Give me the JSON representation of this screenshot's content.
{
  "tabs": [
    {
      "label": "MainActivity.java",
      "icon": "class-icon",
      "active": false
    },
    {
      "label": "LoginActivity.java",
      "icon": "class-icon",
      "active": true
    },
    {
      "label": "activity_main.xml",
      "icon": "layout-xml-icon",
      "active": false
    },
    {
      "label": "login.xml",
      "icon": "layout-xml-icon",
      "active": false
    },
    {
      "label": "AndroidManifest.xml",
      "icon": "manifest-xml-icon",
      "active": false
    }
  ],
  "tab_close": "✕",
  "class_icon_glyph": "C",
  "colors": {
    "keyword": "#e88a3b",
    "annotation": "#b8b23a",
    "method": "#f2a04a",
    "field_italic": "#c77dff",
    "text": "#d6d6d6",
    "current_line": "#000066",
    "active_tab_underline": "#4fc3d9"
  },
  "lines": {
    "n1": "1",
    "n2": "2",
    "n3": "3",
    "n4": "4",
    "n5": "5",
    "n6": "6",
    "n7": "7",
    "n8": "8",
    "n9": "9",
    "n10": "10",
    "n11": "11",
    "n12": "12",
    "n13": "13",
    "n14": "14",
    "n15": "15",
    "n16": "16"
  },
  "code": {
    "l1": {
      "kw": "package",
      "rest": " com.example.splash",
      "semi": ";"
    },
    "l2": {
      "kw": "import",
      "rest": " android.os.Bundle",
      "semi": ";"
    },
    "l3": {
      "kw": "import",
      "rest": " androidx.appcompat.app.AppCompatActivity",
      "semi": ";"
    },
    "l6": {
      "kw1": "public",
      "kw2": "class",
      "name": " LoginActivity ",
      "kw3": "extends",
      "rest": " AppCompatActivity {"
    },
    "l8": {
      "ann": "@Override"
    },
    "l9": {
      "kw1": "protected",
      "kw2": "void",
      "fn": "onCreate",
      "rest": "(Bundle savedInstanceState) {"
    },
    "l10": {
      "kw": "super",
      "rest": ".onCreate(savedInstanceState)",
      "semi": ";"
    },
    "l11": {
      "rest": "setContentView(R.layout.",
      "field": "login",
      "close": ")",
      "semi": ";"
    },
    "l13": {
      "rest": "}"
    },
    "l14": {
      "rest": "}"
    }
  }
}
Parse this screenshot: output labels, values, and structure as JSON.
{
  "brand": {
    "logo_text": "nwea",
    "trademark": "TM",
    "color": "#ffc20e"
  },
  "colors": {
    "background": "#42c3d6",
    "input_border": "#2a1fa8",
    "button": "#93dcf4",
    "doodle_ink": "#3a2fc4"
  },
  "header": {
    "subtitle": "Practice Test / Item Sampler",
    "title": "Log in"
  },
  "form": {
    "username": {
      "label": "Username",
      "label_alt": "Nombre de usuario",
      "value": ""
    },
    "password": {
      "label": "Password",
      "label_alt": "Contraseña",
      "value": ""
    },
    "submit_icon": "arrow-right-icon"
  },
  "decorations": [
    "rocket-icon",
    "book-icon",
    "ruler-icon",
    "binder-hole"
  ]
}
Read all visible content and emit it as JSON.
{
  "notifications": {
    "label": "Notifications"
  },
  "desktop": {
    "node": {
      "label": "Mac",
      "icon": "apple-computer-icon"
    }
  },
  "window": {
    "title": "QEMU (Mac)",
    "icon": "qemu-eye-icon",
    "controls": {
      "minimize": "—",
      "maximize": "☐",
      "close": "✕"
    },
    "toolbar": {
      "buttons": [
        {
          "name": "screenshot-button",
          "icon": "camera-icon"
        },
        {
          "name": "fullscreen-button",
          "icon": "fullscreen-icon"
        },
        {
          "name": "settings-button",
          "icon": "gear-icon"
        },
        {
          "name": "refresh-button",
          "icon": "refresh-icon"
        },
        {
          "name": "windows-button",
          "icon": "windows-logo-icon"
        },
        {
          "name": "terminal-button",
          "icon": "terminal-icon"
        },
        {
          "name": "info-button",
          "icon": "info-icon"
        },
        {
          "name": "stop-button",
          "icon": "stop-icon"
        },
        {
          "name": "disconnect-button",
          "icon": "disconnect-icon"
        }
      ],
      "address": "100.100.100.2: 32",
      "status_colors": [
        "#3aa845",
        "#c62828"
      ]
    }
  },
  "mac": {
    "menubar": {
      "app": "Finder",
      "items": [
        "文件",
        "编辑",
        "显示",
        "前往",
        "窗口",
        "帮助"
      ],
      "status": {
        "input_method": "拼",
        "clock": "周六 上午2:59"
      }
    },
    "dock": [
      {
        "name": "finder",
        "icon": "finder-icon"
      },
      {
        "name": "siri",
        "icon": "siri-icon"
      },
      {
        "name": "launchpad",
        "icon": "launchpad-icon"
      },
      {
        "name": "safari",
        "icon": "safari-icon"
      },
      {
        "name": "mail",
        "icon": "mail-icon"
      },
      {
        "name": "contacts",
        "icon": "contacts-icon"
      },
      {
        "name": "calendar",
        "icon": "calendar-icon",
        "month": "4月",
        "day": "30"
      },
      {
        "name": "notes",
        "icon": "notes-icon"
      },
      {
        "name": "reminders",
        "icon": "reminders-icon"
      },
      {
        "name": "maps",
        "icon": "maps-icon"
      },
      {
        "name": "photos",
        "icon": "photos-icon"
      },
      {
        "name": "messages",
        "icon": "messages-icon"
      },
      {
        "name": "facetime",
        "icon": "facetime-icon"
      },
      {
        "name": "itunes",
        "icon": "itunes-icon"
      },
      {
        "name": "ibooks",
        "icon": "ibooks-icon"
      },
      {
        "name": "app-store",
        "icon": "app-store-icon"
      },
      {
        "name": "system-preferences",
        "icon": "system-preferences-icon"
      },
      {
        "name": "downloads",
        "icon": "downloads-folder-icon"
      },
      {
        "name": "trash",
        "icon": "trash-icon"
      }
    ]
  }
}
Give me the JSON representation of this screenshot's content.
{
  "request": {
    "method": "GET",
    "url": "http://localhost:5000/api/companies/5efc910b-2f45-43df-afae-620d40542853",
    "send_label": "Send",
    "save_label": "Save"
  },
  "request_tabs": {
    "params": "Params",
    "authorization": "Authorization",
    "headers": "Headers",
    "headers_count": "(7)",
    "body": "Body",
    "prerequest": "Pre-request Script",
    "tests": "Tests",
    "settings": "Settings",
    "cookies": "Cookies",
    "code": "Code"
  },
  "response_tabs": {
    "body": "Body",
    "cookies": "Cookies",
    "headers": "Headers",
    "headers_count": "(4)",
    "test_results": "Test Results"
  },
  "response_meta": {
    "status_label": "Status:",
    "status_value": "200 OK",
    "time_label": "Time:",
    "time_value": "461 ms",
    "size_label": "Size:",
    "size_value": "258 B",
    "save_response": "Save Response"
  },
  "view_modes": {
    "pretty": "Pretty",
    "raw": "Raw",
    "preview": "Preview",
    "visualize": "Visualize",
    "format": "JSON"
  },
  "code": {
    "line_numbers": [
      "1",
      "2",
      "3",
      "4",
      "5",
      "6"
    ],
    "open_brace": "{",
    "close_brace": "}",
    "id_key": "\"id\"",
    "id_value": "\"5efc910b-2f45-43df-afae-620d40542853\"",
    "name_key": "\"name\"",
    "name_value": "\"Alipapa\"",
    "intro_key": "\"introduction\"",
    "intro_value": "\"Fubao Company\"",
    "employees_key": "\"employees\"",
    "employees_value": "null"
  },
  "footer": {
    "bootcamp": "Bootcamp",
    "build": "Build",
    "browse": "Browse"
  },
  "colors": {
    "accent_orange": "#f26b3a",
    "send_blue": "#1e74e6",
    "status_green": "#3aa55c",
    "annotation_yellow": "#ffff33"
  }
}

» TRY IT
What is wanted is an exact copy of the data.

» ANSWER
Give me the JSON representation of this screenshot's content.
{
  "tabs": [
    {
      "label": "MainActivity.java",
      "icon": "class-icon",
      "active": false
    },
    {
      "label": "LoginActivity.java",
      "icon": "class-icon",
      "active": true
    },
    {
      "label": "activity_main.xml",
      "icon": "layout-xml-icon",
      "active": false
    },
    {
      "label": "login.xml",
      "icon": "layout-xml-icon",
      "active": false
    },
    {
      "label": "AndroidManifest.xml",
      "icon": "manifest-xml-icon",
      "active": false
    }
  ],
  "tab_close": "✕",
  "class_icon_glyph": "C",
  "colors": {
    "keyword": "#e88a3b",
    "annotation": "#b8b23a",
    "method": "#f2a04a",
    "field_italic": "#c77dff",
    "text": "#d6d6d6",
    "current_line": "#000066",
    "active_tab_underline": "#4fc3d9"
  },
  "lines": {
    "n1": "1",
    "n2": "2",
    "n3": "3",
    "n4": "4",
    "n5": "5",
    "n6": "6",
    "n7": "7",
    "n8": "8",
    "n9": "9",
    "n10": "10",
    "n11": "11",
    "n12": "12",
    "n13": "13",
    "n14": "14",
    "n15": "15",
    "n16": "16"
  },
  "code": {
    "l1": {
      "kw": "package",
      "rest": " com.example.splash",
      "semi": ";"
    },
    "l2": {
      "kw": "import",
      "rest": " android.os.Bundle",
      "semi": ";"
    },
    "l3": {
      "kw": "import",
      "rest": " androidx.appcompat.app.AppCompatActivity",
      "semi": ";"
    },
    "l6": {
      "kw1": "public",
      "kw2": "class",
      "name": " LoginActivity ",
      "kw3": "extends",
      "rest": " AppCompatActivity {"
    },
    "l8": {
      "ann": "@Override"
    },
    "l9": {
      "kw1": "protected",
      "kw2": "void",
      "fn": "onCreate",
      "rest": "(Bundle savedInstanceState) {"
    },
    "l10": {
      "kw": "super",
      "rest": ".onCreate(savedInstanceState)",
      "semi": ";"
    },
    "l11": {
      "rest": "setContentView(R.layout.",
      "field": "login",
      "close": ")",
      "semi": ";"
    },
    "l13": {
      "rest": "}"
    },
    "l14": {
      "rest": "}"
    }
  }
}
Parse this screenshot: output labels, values, and structure as JSON.
{
  "brand": {
    "logo_text": "nwea",
    "trademark": "TM",
    "color": "#ffc20e"
  },
  "colors": {
    "background": "#42c3d6",
    "input_border": "#2a1fa8",
    "button": "#93dcf4",
    "doodle_ink": "#3a2fc4"
  },
  "header": {
    "subtitle": "Practice Test / Item Sampler",
    "title": "Log in"
  },
  "form": {
    "username": {
      "label": "Username",
      "label_alt": "Nombre de usuario",
      "value": ""
    },
    "password": {
      "label": "Password",
      "label_alt": "Contraseña",
      "value": ""
    },
    "submit_icon": "arrow-right-icon"
  },
  "decorations": [
    "rocket-icon",
    "book-icon",
    "ruler-icon",
    "binder-hole"
  ]
}
Read all visible content and emit it as JSON.
{
  "notifications": {
    "label": "Notifications"
  },
  "desktop": {
    "node": {
      "label": "Mac",
      "icon": "apple-computer-icon"
    }
  },
  "window": {
    "title": "QEMU (Mac)",
    "icon": "qemu-eye-icon",
    "controls": {
      "minimize": "—",
      "maximize": "☐",
      "close": "✕"
    },
    "toolbar": {
      "buttons": [
        {
          "name": "screenshot-button",
          "icon": "camera-icon"
        },
        {
          "name": "fullscreen-button",
          "icon": "fullscreen-icon"
        },
        {
          "name": "settings-button",
          "icon": "gear-icon"
        },
        {
          "name": "refresh-button",
          "icon": "refresh-icon"
        },
        {
          "name": "windows-button",
          "icon": "windows-logo-icon"
        },
        {
          "name": "terminal-button",
          "icon": "terminal-icon"
        },
        {
          "name": "info-button",
          "icon": "info-icon"
        },
        {
          "name": "stop-button",
          "icon": "stop-icon"
        },
        {
          "name": "disconnect-button",
          "icon": "disconnect-icon"
        }
      ],
      "address": "100.100.100.2: 32",
      "status_colors": [
        "#3aa845",
        "#c62828"
      ]
    }
  },
  "mac": {
    "menubar": {
      "app": "Finder",
      "items": [
        "文件",
        "编辑",
        "显示",
        "前往",
        "窗口",
        "帮助"
      ],
      "status": {
        "input_method": "拼",
        "clock": "周六 上午2:59"
      }
    },
    "dock": [
      {
        "name": "finder",
        "icon": "finder-icon"
      },
      {
        "name": "siri",
        "icon": "siri-icon"
      },
      {
        "name": "launchpad",
        "icon": "launchpad-icon"
      },
      {
        "name": "safari",
        "icon": "safari-icon"
      },
      {
        "name": "mail",
        "icon": "mail-icon"
      },
      {
        "name": "contacts",
        "icon": "contacts-icon"
      },
      {
        "name": "calendar",
        "icon": "calendar-icon",
        "month": "4月",
        "day": "30"
      },
      {
        "name": "notes",
        "icon": "notes-icon"
      },
      {
        "name": "reminders",
        "icon": "reminders-icon"
      },
      {
        "name": "maps",
        "icon": "maps-icon"
      },
      {
        "name": "photos",
        "icon": "photos-icon"
      },
      {
        "name": "messages",
        "icon": "messages-icon"
      },
      {
        "name": "facetime",
        "icon": "facetime-icon"
      },
      {
        "name": "itunes",
        "icon": "itunes-icon"
      },
      {
        "name": "ibooks",
        "icon": "ibooks-icon"
      },
      {
        "name": "app-store",
        "icon": "app-store-icon"
      },
      {
        "name": "system-preferences",
        "icon": "system-preferences-icon"
      },
      {
        "name": "downloads",
        "icon": "downloads-folder-icon"
      },
      {
        "name": "trash",
        "icon": "trash-icon"
      }
    ]
  }
}
Give me the JSON representation of this screenshot's content.
{
  "request": {
    "method": "GET",
    "url": "http://localhost:5000/api/companies/5efc910b-2f45-43df-afae-620d40542853",
    "send_label": "Send",
    "save_label": "Save"
  },
  "request_tabs": {
    "params": "Params",
    "authorization": "Authorization",
    "headers": "Headers",
    "headers_count": "(7)",
    "body": "Body",
    "prerequest": "Pre-request Script",
    "tests": "Tests",
    "settings": "Settings",
    "cookies": "Cookies",
    "code": "Code"
  },
  "response_tabs": {
    "body": "Body",
    "cookies": "Cookies",
    "headers": "Headers",
    "headers_count": "(4)",
    "test_results": "Test Results"
  },
  "response_meta": {
    "status_label": "Status:",
    "status_value": "200 OK",
    "time_label": "Time:",
    "time_value": "461 ms",
    "size_label": "Size:",
    "size_value": "258 B",
    "save_response": "Save Response"
  },
  "view_modes": {
    "pretty": "Pretty",
    "raw": "Raw",
    "preview": "Preview",
    "visualize": "Visualize",
    "format": "JSON"
  },
  "code": {
    "line_numbers": [
      "1",
      "2",
      "3",
      "4",
      "5",
      "6"
    ],
    "open_brace": "{",
    "close_brace": "}",
    "id_key": "\"id\"",
    "id_value": "\"5efc910b-2f45-43df-afae-620d40542853\"",
    "name_key": "\"name\"",
    "name_value": "\"Alipapa\"",
    "intro_key": "\"introduction\"",
    "intro_value": "\"Fubao Company\"",
    "employees_key": "\"employees\"",
    "employees_value": "null"
  },
  "footer": {
    "bootcamp": "Bootcamp",
    "build": "Build",
    "browse": "Browse"
  },
  "colors": {
    "accent_orange": "#f26b3a",
    "send_blue": "#1e74e6",
    "status_green": "#3aa55c",
    "annotation_yellow": "#ffff33"
  }
}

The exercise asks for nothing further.